LISTED RECORDS
^^^^^^^^^^^^^^^^

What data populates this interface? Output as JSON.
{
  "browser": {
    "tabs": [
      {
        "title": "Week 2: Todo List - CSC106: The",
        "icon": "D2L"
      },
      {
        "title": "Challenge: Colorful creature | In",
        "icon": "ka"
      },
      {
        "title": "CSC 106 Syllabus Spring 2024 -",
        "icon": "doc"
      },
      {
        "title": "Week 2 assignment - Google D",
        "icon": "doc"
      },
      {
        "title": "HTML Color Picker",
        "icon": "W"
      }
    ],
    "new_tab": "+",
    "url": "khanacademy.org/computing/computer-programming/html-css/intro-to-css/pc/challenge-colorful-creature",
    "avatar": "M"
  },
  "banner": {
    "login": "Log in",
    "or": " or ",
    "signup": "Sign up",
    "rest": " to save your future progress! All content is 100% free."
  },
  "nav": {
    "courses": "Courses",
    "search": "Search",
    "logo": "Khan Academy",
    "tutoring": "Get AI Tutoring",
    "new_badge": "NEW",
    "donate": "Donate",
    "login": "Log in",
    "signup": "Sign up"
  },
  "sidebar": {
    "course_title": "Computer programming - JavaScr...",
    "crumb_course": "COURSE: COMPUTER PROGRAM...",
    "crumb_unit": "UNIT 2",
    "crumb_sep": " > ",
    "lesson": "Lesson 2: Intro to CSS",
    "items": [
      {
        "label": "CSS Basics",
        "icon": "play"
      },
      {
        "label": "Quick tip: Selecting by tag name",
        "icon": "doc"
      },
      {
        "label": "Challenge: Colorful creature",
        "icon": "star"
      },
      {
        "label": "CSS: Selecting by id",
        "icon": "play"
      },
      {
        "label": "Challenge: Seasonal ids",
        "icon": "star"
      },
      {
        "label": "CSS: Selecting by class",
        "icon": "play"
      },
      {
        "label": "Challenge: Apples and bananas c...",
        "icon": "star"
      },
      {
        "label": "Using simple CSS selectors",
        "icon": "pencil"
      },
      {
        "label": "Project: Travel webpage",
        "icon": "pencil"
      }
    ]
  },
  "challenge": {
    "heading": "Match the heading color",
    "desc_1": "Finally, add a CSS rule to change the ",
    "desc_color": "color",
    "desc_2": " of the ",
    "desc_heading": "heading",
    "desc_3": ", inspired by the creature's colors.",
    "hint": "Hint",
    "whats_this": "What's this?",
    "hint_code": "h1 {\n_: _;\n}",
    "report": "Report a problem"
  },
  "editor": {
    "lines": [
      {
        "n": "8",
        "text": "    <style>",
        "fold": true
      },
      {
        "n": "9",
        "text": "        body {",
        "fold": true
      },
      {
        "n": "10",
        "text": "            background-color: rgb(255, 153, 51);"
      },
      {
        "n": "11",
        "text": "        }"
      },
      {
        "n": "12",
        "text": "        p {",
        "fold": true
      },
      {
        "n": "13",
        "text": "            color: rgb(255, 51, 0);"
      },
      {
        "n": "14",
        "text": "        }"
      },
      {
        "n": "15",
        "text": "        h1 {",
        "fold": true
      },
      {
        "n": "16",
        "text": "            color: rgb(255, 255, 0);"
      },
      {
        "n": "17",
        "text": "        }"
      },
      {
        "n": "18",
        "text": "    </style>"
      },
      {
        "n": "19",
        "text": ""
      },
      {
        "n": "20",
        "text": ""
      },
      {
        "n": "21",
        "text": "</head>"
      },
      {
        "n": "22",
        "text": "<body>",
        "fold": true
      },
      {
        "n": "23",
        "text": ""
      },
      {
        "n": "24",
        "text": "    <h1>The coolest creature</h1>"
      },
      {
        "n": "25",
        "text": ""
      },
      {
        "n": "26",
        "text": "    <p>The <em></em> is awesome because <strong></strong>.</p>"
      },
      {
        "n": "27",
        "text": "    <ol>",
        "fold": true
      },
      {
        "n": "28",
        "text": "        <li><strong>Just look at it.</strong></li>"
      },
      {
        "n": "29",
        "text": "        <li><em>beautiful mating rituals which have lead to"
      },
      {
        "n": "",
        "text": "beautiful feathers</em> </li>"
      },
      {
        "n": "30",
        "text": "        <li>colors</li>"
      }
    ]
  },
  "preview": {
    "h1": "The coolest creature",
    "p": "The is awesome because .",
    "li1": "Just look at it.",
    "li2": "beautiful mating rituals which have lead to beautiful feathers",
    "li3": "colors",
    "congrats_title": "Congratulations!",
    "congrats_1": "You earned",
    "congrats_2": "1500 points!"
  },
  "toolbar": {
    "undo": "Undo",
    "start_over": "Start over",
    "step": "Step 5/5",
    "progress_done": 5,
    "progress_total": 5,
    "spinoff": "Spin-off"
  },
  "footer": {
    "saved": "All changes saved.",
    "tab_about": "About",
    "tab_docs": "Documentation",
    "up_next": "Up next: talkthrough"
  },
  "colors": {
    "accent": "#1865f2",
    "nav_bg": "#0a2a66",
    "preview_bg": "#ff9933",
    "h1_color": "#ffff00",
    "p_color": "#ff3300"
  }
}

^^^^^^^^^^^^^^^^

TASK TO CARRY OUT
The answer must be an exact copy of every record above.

OUTPUT BELOW
What data populates this interface? Output as JSON.
{
  "browser": {
    "tabs": [
      {
        "title": "Week 2: Todo List - CSC106: The",
        "icon": "D2L"
      },
      {
        "title": "Challenge: Colorful creature | In",
        "icon": "ka"
      },
      {
        "title": "CSC 106 Syllabus Spring 2024 -",
        "icon": "doc"
      },
      {
        "title": "Week 2 assignment - Google D",
        "icon": "doc"
      },
      {
        "title": "HTML Color Picker",
        "icon": "W"
      }
    ],
    "new_tab": "+",
    "url": "khanacademy.org/computing/computer-programming/html-css/intro-to-css/pc/challenge-colorful-creature",
    "avatar": "M"
  },
  "banner": {
    "login": "Log in",
    "or": " or ",
    "signup": "Sign up",
    "rest": " to save your future progress! All content is 100% free."
  },
  "nav": {
    "courses": "Courses",
    "search": "Search",
    "logo": "Khan Academy",
    "tutoring": "Get AI Tutoring",
    "new_badge": "NEW",
    "donate": "Donate",
    "login": "Log in",
    "signup": "Sign up"
  },
  "sidebar": {
    "course_title": "Computer programming - JavaScr...",
    "crumb_course": "COURSE: COMPUTER PROGRAM...",
    "crumb_unit": "UNIT 2",
    "crumb_sep": " > ",
    "lesson": "Lesson 2: Intro to CSS",
    "items": [
      {
        "label": "CSS Basics",
        "icon": "play"
      },
      {
        "label": "Quick tip: Selecting by tag name",
        "icon": "doc"
      },
      {
        "label": "Challenge: Colorful creature",
        "icon": "star"
      },
      {
        "label": "CSS: Selecting by id",
        "icon": "play"
      },
      {
        "label": "Challenge: Seasonal ids",
        "icon": "star"
      },
      {
        "label": "CSS: Selecting by class",
        "icon": "play"
      },
      {
        "label": "Challenge: Apples and bananas c...",
        "icon": "star"
      },
      {
        "label": "Using simple CSS selectors",
        "icon": "pencil"
      },
      {
        "label": "Project: Travel webpage",
        "icon": "pencil"
      }
    ]
  },
  "challenge": {
    "heading": "Match the heading color",
    "desc_1": "Finally, add a CSS rule to change the ",
    "desc_color": "color",
    "desc_2": " of the ",
    "desc_heading": "heading",
    "desc_3": ", inspired by the creature's colors.",
    "hint": "Hint",
    "whats_this": "What's this?",
    "hint_code": "h1 {\n_: _;\n}",
    "report": "Report a problem"
  },
  "editor": {
    "lines": [
      {
        "n": "8",
        "text": "    <style>",
        "fold": true
      },
      {
        "n": "9",
        "text": "        body {",
        "fold": true
      },
      {
        "n": "10",
        "text": "            background-color: rgb(255, 153, 51);"
      },
      {
        "n": "11",
        "text": "        }"
      },
      {
        "n": "12",
        "text": "        p {",
        "fold": true
      },
      {
        "n": "13",
        "text": "            color: rgb(255, 51, 0);"
      },
      {
        "n": "14",
        "text": "        }"
      },
      {
        "n": "15",
        "text": "        h1 {",
        "fold": true
      },
      {
        "n": "16",
        "text": "            color: rgb(255, 255, 0);"
      },
      {
        "n": "17",
        "text": "        }"
      },
      {
        "n": "18",
        "text": "    </style>"
      },
      {
        "n": "19",
        "text": ""
      },
      {
        "n": "20",
        "text": ""
      },
      {
        "n": "21",
        "text": "</head>"
      },
      {
        "n": "22",
        "text": "<body>",
        "fold": true
      },
      {
        "n": "23",
        "text": ""
      },
      {
        "n": "24",
        "text": "    <h1>The coolest creature</h1>"
      },
      {
        "n": "25",
        "text": ""
      },
      {
        "n": "26",
        "text": "    <p>The <em></em> is awesome because <strong></strong>.</p>"
      },
      {
        "n": "27",
        "text": "    <ol>",
        "fold": true
      },
      {
        "n": "28",
        "text": "        <li><strong>Just look at it.</strong></li>"
      },
      {
        "n": "29",
        "text": "        <li><em>beautiful mating rituals which have lead to"
      },
      {
        "n": "",
        "text": "beautiful feathers</em> </li>"
      },
      {
        "n": "30",
        "text": "        <li>colors</li>"
      }
    ]
  },
  "preview": {
    "h1": "The coolest creature",
    "p": "The is awesome because .",
    "li1": "Just look at it.",
    "li2": "beautiful mating rituals which have lead to beautiful feathers",
    "li3": "colors",
    "congrats_title": "Congratulations!",
    "congrats_1": "You earned",
    "congrats_2": "1500 points!"
  },
  "toolbar": {
    "undo": "Undo",
    "start_over": "Start over",
    "step": "Step 5/5",
    "progress_done": 5,
    "progress_total": 5,
    "spinoff": "Spin-off"
  },
  "footer": {
    "saved": "All changes saved.",
    "tab_about": "About",
    "tab_docs": "Documentation",
    "up_next": "Up next: talkthrough"
  },
  "colors": {
    "accent": "#1865f2",
    "nav_bg": "#0a2a66",
    "preview_bg": "#ff9933",
    "h1_color": "#ffff00",
    "p_color": "#ff3300"
  }
}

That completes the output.